◆ **The problem**: The answer should be one number: the count of lines in the listing below with "from" in them.

◆ **Available data**:
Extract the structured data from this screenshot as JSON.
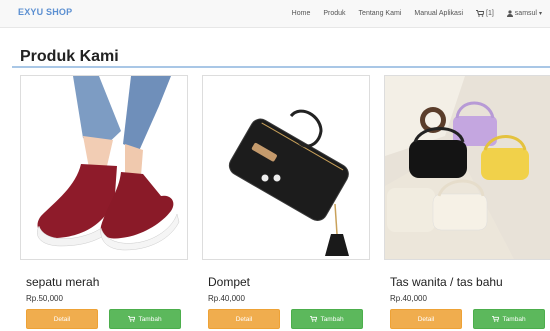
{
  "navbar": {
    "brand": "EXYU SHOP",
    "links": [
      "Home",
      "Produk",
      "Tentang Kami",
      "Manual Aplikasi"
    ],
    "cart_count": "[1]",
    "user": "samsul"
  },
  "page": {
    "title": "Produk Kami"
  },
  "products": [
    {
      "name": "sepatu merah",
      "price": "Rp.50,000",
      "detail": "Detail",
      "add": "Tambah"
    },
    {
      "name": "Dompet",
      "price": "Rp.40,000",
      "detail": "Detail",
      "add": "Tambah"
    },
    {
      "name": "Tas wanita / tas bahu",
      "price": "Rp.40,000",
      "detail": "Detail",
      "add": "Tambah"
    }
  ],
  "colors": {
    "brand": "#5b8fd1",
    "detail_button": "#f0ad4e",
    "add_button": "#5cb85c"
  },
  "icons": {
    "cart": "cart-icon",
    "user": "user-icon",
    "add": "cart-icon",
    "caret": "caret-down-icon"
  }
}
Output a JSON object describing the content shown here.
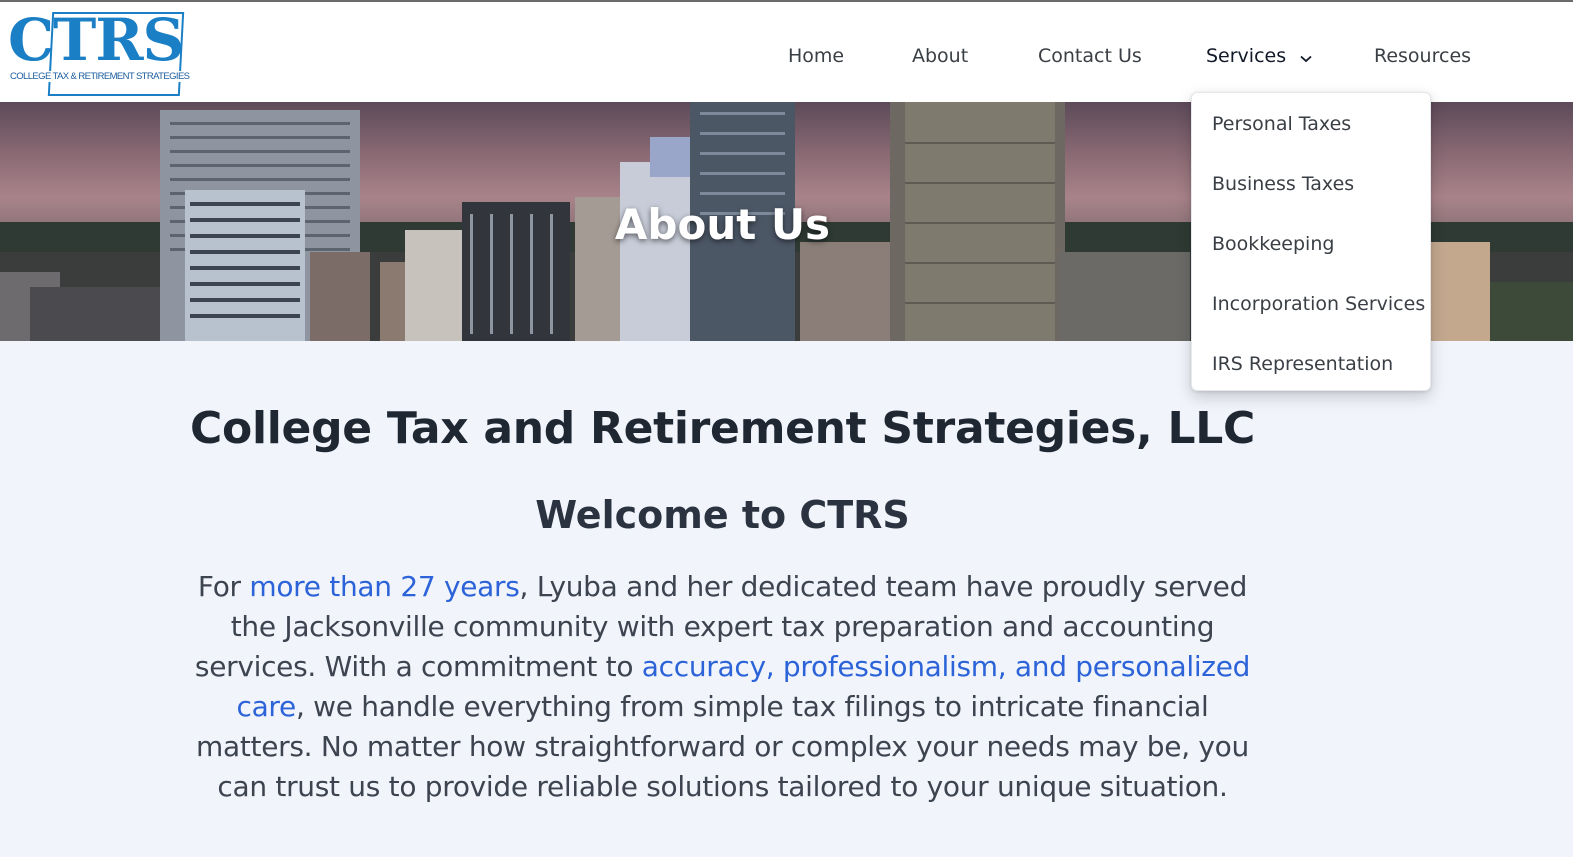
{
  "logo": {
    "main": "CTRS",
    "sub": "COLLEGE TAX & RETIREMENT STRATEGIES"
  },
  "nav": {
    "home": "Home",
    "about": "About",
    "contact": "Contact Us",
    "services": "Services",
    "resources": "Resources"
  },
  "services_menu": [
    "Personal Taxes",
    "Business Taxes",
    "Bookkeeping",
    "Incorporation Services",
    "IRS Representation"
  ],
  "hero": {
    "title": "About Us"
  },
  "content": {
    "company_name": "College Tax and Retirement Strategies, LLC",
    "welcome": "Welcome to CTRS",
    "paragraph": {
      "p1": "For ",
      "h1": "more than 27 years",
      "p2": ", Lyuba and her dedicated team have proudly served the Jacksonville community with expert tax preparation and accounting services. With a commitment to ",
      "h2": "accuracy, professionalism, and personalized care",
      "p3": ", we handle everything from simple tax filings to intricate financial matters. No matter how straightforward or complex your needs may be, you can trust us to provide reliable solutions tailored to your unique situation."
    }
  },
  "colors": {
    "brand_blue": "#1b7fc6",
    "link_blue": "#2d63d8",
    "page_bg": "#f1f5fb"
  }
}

◆ **Task output**: 2